Although the scorching heat brought on by climate change is a global issue, California has had it particularly rough over the last few years. While the state typically relies on snowpack each winter to provide it with water for its lakes and streams, the increasingly higher temperatures of the recent winters have led to lower levels of this snow. The end result is four years of the worst drought that the state has ever seen and new water restrictions that are aiming to curb usage during this water crisis.
But what if there’s another solution?
As each day goes by, science-fiction becomes less fiction and more science, and IBM’s Watson is a perfect example of this: the unique supercomputer is hinged on a concept called “cognitive computing,” which essentially allows it to work through information and solve problems using context much in the same way that the human brain does.
Think of a standard computer as a “choose your own adventure book,” with rigid structures and no option to stray from the predetermined path, whereas as supercomputer takes all of the information it has available and uses it to determine a unique solution based on past, present and future possibilities.
And just like the human brain, Watson gets smarter over time and uses previous knowledge and problem-solving techniques as the foundation for future problems, increasing in efficiency and effectiveness as it ages.
A.I. & The Water Crisis
So how exactly does Watson tie into the California water crisis? Recently, an environmental consulting firm called OmniEarth hired the unique supercomputer to examine the water supply in California. Using satellite images, Watson can analyze the state’s farms, vineyards and other environments in search of patterns and trends that could help determine where California’s water is going and implement better solutions to control its distribution.
Could a human do this job? Of course, but it would require time, money and a lot of effort. And a lot of humans.
That’s not to say that Watson is the magical end-all solution for the state’s water crisis. But using a computer founded on cognitive computing allows it to analyze large amounts of data that would be too time consuming for a human to process efficiently, while at the same time picking up on trends and working out solutions.
In other words, it injects a little bit of the “human” side to a process that – with standard computers – would be a simple matter of data processing.
IBM’s Watson isn’t the first time that the world of technology has used the human brain as a model for problem solving. Many algorithms use machine learning — another word for describing cognitive computing — to help computers analyze and learn from data in order to find insights without being told how. Although this is not a new science – everything from web searches to email spam filtering processes use it – it is one that is being increasingly utilized and continues to advance every day, with Watson being a perfect example.
Is It the Right Solution?
IBM’s Watson wasn’t made to deal with California’s water crisis and it has no built-in knowledge of water usage or geographic science. But give it a bit of time and exposure to this kind of data and it will learn from experience, gradually getting better and better. Eventually, Watson could be a key player in California’s water budgets and pinpoint regions with excess water and those that are in dire need of it.
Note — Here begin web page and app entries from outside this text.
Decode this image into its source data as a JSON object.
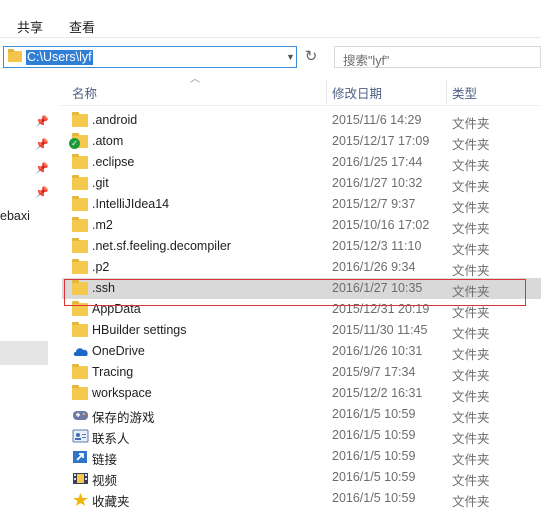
{
  "window": {
    "title_fragment": "lyf"
  },
  "ribbon": {
    "tabs": [
      "共享",
      "查看"
    ]
  },
  "address": {
    "path": "C:\\Users\\lyf",
    "search_placeholder": "搜索\"lyf\""
  },
  "nav": {
    "text": "ebaxi"
  },
  "columns": {
    "name": "名称",
    "date": "修改日期",
    "type": "类型"
  },
  "files": [
    {
      "name": ".android",
      "date": "2015/11/6 14:29",
      "type": "文件夹",
      "icon": "folder-icon"
    },
    {
      "name": ".atom",
      "date": "2015/12/17 17:09",
      "type": "文件夹",
      "icon": "folder-sync-icon"
    },
    {
      "name": ".eclipse",
      "date": "2016/1/25 17:44",
      "type": "文件夹",
      "icon": "folder-icon"
    },
    {
      "name": ".git",
      "date": "2016/1/27 10:32",
      "type": "文件夹",
      "icon": "folder-icon"
    },
    {
      "name": ".IntelliJIdea14",
      "date": "2015/12/7 9:37",
      "type": "文件夹",
      "icon": "folder-icon"
    },
    {
      "name": ".m2",
      "date": "2015/10/16 17:02",
      "type": "文件夹",
      "icon": "folder-icon"
    },
    {
      "name": ".net.sf.feeling.decompiler",
      "date": "2015/12/3 11:10",
      "type": "文件夹",
      "icon": "folder-icon"
    },
    {
      "name": ".p2",
      "date": "2016/1/26 9:34",
      "type": "文件夹",
      "icon": "folder-icon"
    },
    {
      "name": ".ssh",
      "date": "2016/1/27 10:35",
      "type": "文件夹",
      "icon": "folder-icon",
      "selected": true
    },
    {
      "name": "AppData",
      "date": "2015/12/31 20:19",
      "type": "文件夹",
      "icon": "folder-icon"
    },
    {
      "name": "HBuilder settings",
      "date": "2015/11/30 11:45",
      "type": "文件夹",
      "icon": "folder-icon"
    },
    {
      "name": "OneDrive",
      "date": "2016/1/26 10:31",
      "type": "文件夹",
      "icon": "onedrive-icon"
    },
    {
      "name": "Tracing",
      "date": "2015/9/7 17:34",
      "type": "文件夹",
      "icon": "folder-icon"
    },
    {
      "name": "workspace",
      "date": "2015/12/2 16:31",
      "type": "文件夹",
      "icon": "folder-icon"
    },
    {
      "name": "保存的游戏",
      "date": "2016/1/5 10:59",
      "type": "文件夹",
      "icon": "saved-games-icon"
    },
    {
      "name": "联系人",
      "date": "2016/1/5 10:59",
      "type": "文件夹",
      "icon": "contacts-icon"
    },
    {
      "name": "链接",
      "date": "2016/1/5 10:59",
      "type": "文件夹",
      "icon": "links-icon"
    },
    {
      "name": "视频",
      "date": "2016/1/5 10:59",
      "type": "文件夹",
      "icon": "videos-icon"
    },
    {
      "name": "收藏夹",
      "date": "2016/1/5 10:59",
      "type": "文件夹",
      "icon": "favorites-icon"
    }
  ]
}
This is a perfect example of how we can work with artificial intelligence to deal with some of our toughest environmental problems. The idea that humans alone can solve some of the most complex and pressing issues we’ve created for ourselves without any help from a perspective far different than our own, is probably a mistaken one. As Albert Einstein once said, “No problem can be solved from the same level of consciousness that created it.”
Of course, there are a number of voices of warning out there, from minds nearly as great. Elon Musk, someone who knows quite a bit about both the environment and technology, and recently started up his own A.I. comapny with fellow entrepreneur, Sam Altman, has stated that the growth of A.I., without any precautionary measures built in at the proper time (i.e. soon) is akin to ‘summoning the demon‘. While IBM’s Watson isn’t quite advanced enough to cause us any worry just yet, its method of learning is similar to that which Musk is eluding. We are living in interesting times indeed.